Finance minister Arun Jaitley was quite generous with promises relating to reformation of the education sector - along with other priority sectors like agriculture and rural economy - while giving his #Budget2018 speech on February 1.
Assuring that the PM Narendra Modi-led central government will continue actions to provide “quality education”, he announced an allocation of Rs 85,010 crore for the ministry of human resource development (MHRD) - 59 per cent of which is for the department of school education and literacy.
In absolute terms, it is an increase in the budget for school education, but its share in total government expenditure has decreased from 2.2 per cent to 2.1 per cent between 2017 and 2018 (Budget Estimate, BE, to 2018-19 BE).
Promise of quality education: silence on resources
The government’s planning body NITI Aayog, in its three-year action agenda, highlighted improvements in learning outcomes as the first action point for school education reform. On budget day, Jaitley emphasised on the need for improving the quality of teachers.
According to government records, of a total 66.41 lakh teachers at the elementary level, 11 lakh are still untrained. In an effort to ensure that all teachers meet the minimum qualifications, the government recently amended the Right to Education (RTE) Act by extending the timeline for training till 2019. The current budget also announced an integrated B.Ed programme for teachers.
So far, the government has addressed the issue of untrained teachers mostly through in-service teacher training under the Sarva Shiksha Abhiyan (SSA) and Rashtriya Madhyamik Shiksha Abhiyan (RMSA).

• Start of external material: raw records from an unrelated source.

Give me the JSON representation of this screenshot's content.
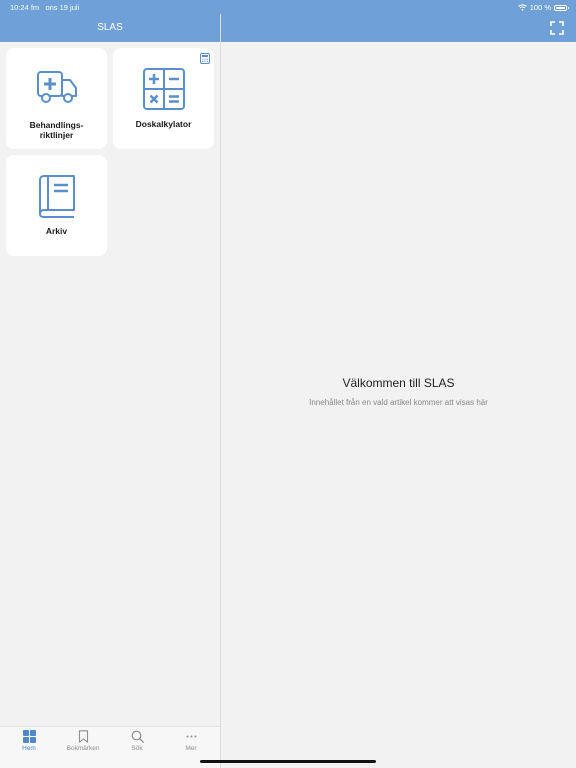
{
  "status": {
    "time": "10:24 fm",
    "date": "ons 19 juli",
    "battery": "100 %",
    "battery_level": 1.0
  },
  "nav": {
    "title": "SLAS",
    "expand_icon": "expand-icon"
  },
  "tiles": [
    {
      "label_line1": "Behandlings-",
      "label_line2": "riktlinjer",
      "icon": "ambulance-icon"
    },
    {
      "label_line1": "Doskalkylator",
      "icon": "calculator-icon",
      "badge_icon": "small-calculator-icon"
    },
    {
      "label_line1": "Arkiv",
      "icon": "book-icon"
    }
  ],
  "detail": {
    "title": "Välkommen till SLAS",
    "subtitle": "Innehållet från en vald artikel kommer att visas här"
  },
  "tabbar": {
    "items": [
      {
        "label": "Hem",
        "icon": "grid-icon",
        "active": true
      },
      {
        "label": "Bokmärken",
        "icon": "bookmark-icon",
        "active": false
      },
      {
        "label": "Sök",
        "icon": "search-icon",
        "active": false
      },
      {
        "label": "Mer",
        "icon": "more-icon",
        "active": false
      }
    ]
  },
  "colors": {
    "accent": "#6fa0d7",
    "icon": "#5b8fcb",
    "background": "#f2f2f2",
    "tile": "#ffffff"
  }
}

But it is to be noted that these schemes only provide a running cost for refresher courses and not the costs for institutional establishment.

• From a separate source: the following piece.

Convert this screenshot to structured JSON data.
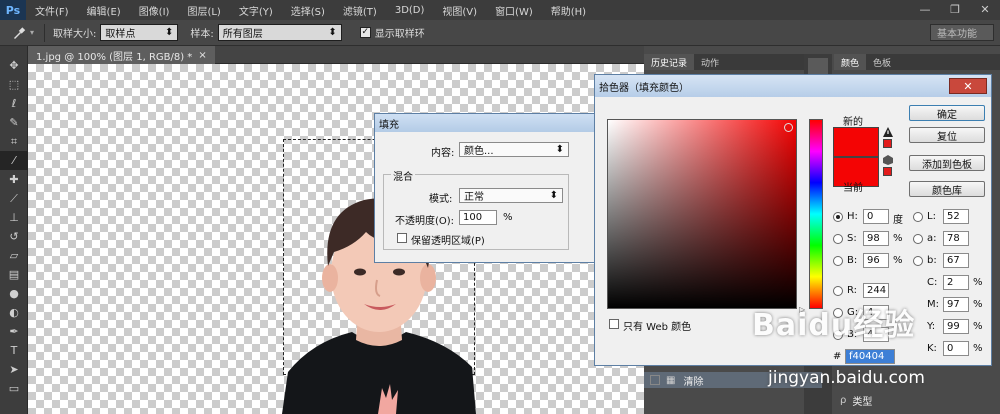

To meet the target of professionally training 11 lakh teachers within a year, the immediate need is to strengthen institutional infrastructure for teacher education. Towards this, the government increased the allocation this year for ‘Strengthening Teacher Training Institutions’ to Rs 550 crore - a Rs 70 crore rise from the previous year’s budget estimates.
This, however, seems like a reshuffling of allocations, because the budget for ‘Appointment of Language Teachers’ - another component under the National Education Mission - has no allocations this year as compared to Rs 125 crore budgeted in 2017-18 (BE).
To promote quality education among tribal children, the budget mentioned setting up of ‘Eklavya Model Residential Schools’ in every block with more than 50 per cent ST population and at least 20,000 tribals by 2022. It also promised that the schools will be set up on a par with Navodaya Vidyalayas.
Interestingly, the budget for Eklavya schools comes from the grants given to the ministry of tribal affairs (MOTA) under the provisions of Article 275 (1) of the Constitution. The allocation under the grant has increased from Rs 1,500 crore in 2017-18 (BE) to Rs 1,800 crore in 2018-19 (BE).
As the purpose of the grant is to create critical infrastructure projects in tribal areas for the welfare of STs, including setting up/running of Eklavya schools, it is difficult to gauge the specific allocations dedicated towards the schools.
In this backdrop, it is also important to mention that Navodaya Vidyalaya, the model proposed for Eklavya residential schools, has witnessed a reduction in budget from Rs 3,025 crore in 2017-18 (revised estimates) to Rs 2,793 crore in 2018-19 (BE).
Holistic development or mere merger of schemes?
Another major announcement in the budget was holistic development of education from pre-nursery to Class XII by removing segmentation in the school education system. There is, however, no clear articulation of the policy framework for the proposed announcement, not to mention no discussion on how the government is going to finance the initiative.
In line with this, it is important to keep in mind the “concept note” the MHRD recently shared with state governments to merge SSA, RMSA and teacher education for the universalisation of elementary and secondary education.
While there are no separate allocations reported under SSA, RMSA and teacher education, even the cumulative deficit of allocations in these schemes has not been addressed in this year’s budget. Only a marginal increase of 11 per cent (Rs 26,129 crore in 2018-19 (BE)) and 10 per cent (Rs 4,213 crore in 2018-19 (BE)) is observed in SSA and RMSA, respectively.
It is hoped that holistic development does not imply a mere merger of these three schemes. Given the continuous decrease in resource allocation for education, a schematic framework might narrow down the whole discourse of school education.